Liese Abili Fills a Need at Florida Sports Foundation
Courtesy of Connect Sports, Lisa R. Schoolcraft
Liese Abili has worked on the supplier side and events side of the sports industry. To him, “it doesn’t matter what side you are on, each has its own contribution to the table.”
Abili’s hoping to make his own contribution to Florida’s sports industry as the new director of sports development at the Florida Sports Foundation, a newly created position.
“This role has me in a position where I have the privilege not only to work with most cities and destinations across Florida, but also national events rights holders,” he says. “There was a need to have someone dedicated to support, manage and enhance the relationship between the foundation and its regional industry partners—the traditional convention and visitors bureaus and DMOs (destination marketing organizations) and sports councils.”
The sports industry in Florida has a $57 billion economic impact annually and draws 60 million out of state visitors every year, he says.
Sports in His Blood
Abili, a native of Cameroon, has been around sports most of his life. He played volleyball and took part in various national championships, earning a gold medal. Then he went on to play volleyball for his local university where he also obtained an undergraduate law degree as well as a degree in political science.
While in college, he took part in four National All-Cameroon Higher Institution Games, where he won both a gold and a bronze medal. Abili was also a two-time captain for his team and was called up for the junior nationals’ team twice. He played club volleyball for the Bamenda Volleyball Club.
“I’ve been fortunate to travel a lot,” he says.
He was not only a beach volleyball pro, he also created his own beach volleyball events in Cameroon. He’s lived and worked in cities like Johannesburg, Hong Kong and Shanghai, as well as countries like the Philippines and Russia.
“Every destination is unique in its own way,” Abili says, when asked his favorite city. “I could say I have a friend in almost every country in the world.”
At the foundation, that may come in handy.
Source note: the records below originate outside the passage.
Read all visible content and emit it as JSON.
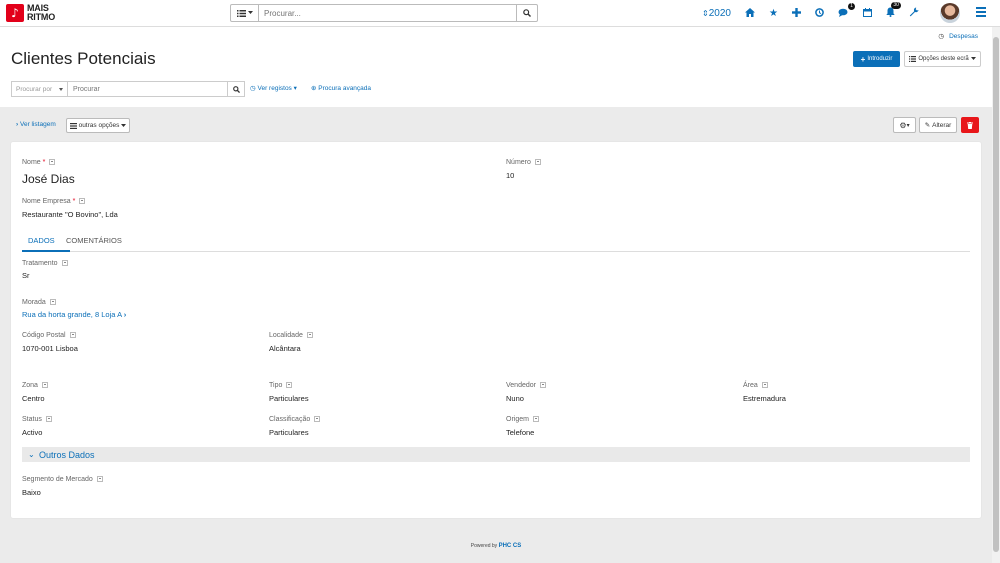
{
  "app": {
    "logo_line1": "MAIS",
    "logo_line2": "RITMO",
    "search_placeholder": "Procurar...",
    "year": "2020",
    "badges": {
      "messages": "1",
      "notifications": "30"
    }
  },
  "header": {
    "despesas": "Despesas",
    "title": "Clientes Potenciais",
    "introduzir": "Introduzir",
    "opcoes": "Opções deste ecrã",
    "search_by": "Procurar por",
    "search_placeholder": "Procurar",
    "ver_registos": "Ver registos",
    "procura_avancada": "Procura avançada"
  },
  "toolbar": {
    "ver_listagem": "Ver listagem",
    "outras_opcoes": "outras opções",
    "alterar": "Alterar"
  },
  "record": {
    "nome_label": "Nome",
    "nome": "José Dias",
    "numero_label": "Número",
    "numero": "10",
    "empresa_label": "Nome Empresa",
    "empresa": "Restaurante \"O Bovino\", Lda"
  },
  "tabs": [
    "DADOS",
    "COMENTÁRIOS"
  ],
  "fields": {
    "tratamento_label": "Tratamento",
    "tratamento": "Sr",
    "morada_label": "Morada",
    "morada": "Rua da horta grande, 8 Loja A",
    "codigo_postal_label": "Código Postal",
    "codigo_postal": "1070-001 Lisboa",
    "localidade_label": "Localidade",
    "localidade": "Alcântara",
    "zona_label": "Zona",
    "zona": "Centro",
    "tipo_label": "Tipo",
    "tipo": "Particulares",
    "vendedor_label": "Vendedor",
    "vendedor": "Nuno",
    "area_label": "Área",
    "area": "Estremadura",
    "status_label": "Status",
    "status": "Activo",
    "classificacao_label": "Classificação",
    "classificacao": "Particulares",
    "origem_label": "Origem",
    "origem": "Telefone"
  },
  "outros": {
    "section_title": "Outros Dados",
    "segmento_label": "Segmento de Mercado",
    "segmento": "Baixo"
  },
  "footer": {
    "powered_by": "Powered by",
    "brand": "PHC CS"
  },
  "colors": {
    "accent": "#0b6fb8",
    "brand_red": "#e2001a",
    "delete_red": "#e8161a"
  }
}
Abili will market Florida as an international sports destination as well, hoping to generate international events in the state. “If it is winter in Europe, we can bring that event to Florida,” he says.
That’s not to say he won’t work to enhance Florida’s already burgeoning domestic sports industry.
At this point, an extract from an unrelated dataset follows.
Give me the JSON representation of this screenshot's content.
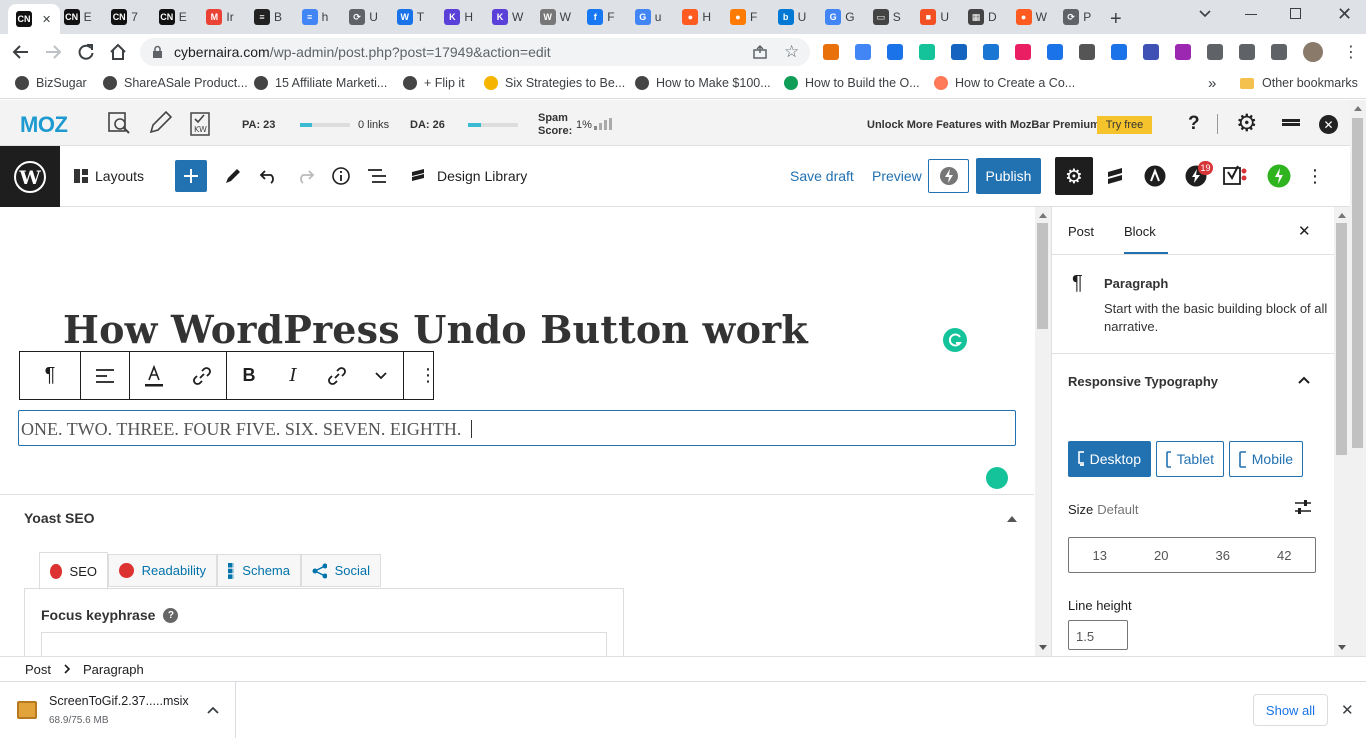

“We are already very fortunate that in Florida, we have hosted a variety of events—amateur sports, adult amateur, college sports, youth amateur, professional sports,” Abili says.
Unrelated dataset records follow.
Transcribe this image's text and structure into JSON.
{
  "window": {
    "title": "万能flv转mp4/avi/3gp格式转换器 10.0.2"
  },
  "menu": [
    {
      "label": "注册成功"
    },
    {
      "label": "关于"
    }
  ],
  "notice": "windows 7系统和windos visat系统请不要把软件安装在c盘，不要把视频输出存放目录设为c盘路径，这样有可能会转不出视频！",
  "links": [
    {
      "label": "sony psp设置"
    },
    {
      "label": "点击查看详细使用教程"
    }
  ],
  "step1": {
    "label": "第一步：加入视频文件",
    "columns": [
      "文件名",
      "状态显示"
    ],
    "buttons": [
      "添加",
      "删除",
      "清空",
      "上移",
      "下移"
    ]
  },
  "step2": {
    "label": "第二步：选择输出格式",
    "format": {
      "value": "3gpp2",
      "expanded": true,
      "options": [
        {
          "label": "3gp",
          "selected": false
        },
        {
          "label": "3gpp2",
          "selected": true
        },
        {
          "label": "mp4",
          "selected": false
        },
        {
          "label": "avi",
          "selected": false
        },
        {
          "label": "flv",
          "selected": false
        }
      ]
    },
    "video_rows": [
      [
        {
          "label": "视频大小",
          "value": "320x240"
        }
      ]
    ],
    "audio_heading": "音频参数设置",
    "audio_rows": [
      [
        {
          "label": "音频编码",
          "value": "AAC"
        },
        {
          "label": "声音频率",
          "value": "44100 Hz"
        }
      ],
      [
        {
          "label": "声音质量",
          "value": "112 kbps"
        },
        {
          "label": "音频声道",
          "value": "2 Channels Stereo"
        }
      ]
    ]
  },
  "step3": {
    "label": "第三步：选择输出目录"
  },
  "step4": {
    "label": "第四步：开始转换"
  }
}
Big Events Ahead
Florida has numerous professional franchises, including those in the National Hockey League, Major League Soccer, National Football League, National Basketball Association and Major League Baseball.
“We’re not only looking to maintain those types of events but grow them and bring in newer types of sports,” he says.
For example, Florida is on track to host Super Bowl LIV in Miami in 2019, Super Bowl LV in Tampa in 2020, the College Football Championship playoffs in 2021 and the 2021 National Senior Games, he points out.
The United States is also on track to host 2026 World Cup games, with Miami a strong contender as a host city.
“There are some other sports we want to bring into the state, like amateur and professional beach volleyball, international rugby events, and handball,” Abili says. “There’s beach handball, as well as indoor handball. There is also beach tennis. We want to explore sports for our beaches.”
Pickleball facilities are also coming up now, he adds.
“A lot of sports commissions and cities are building their own facilities to create and generate their own events,” Abili says. “We will see more destinations building sports events based on the size of their market. That is one big trend we are seeing as a whole, not just in Florida. You also have public-private partnerships creating something that benefits everyone in the sports tourism world.”
In Florida, many regional sports commissions are also joining together to host much bigger events, he adds. The foundation can help provide grants to offset the costs of bringing those larger events into the state, he notes.
“I should be able to assist our Florida sports commissions better,” Abili says. “Florida has taken the lead in the sports industry and I get to support this industry’s commissions to increase [the number of events] next year.”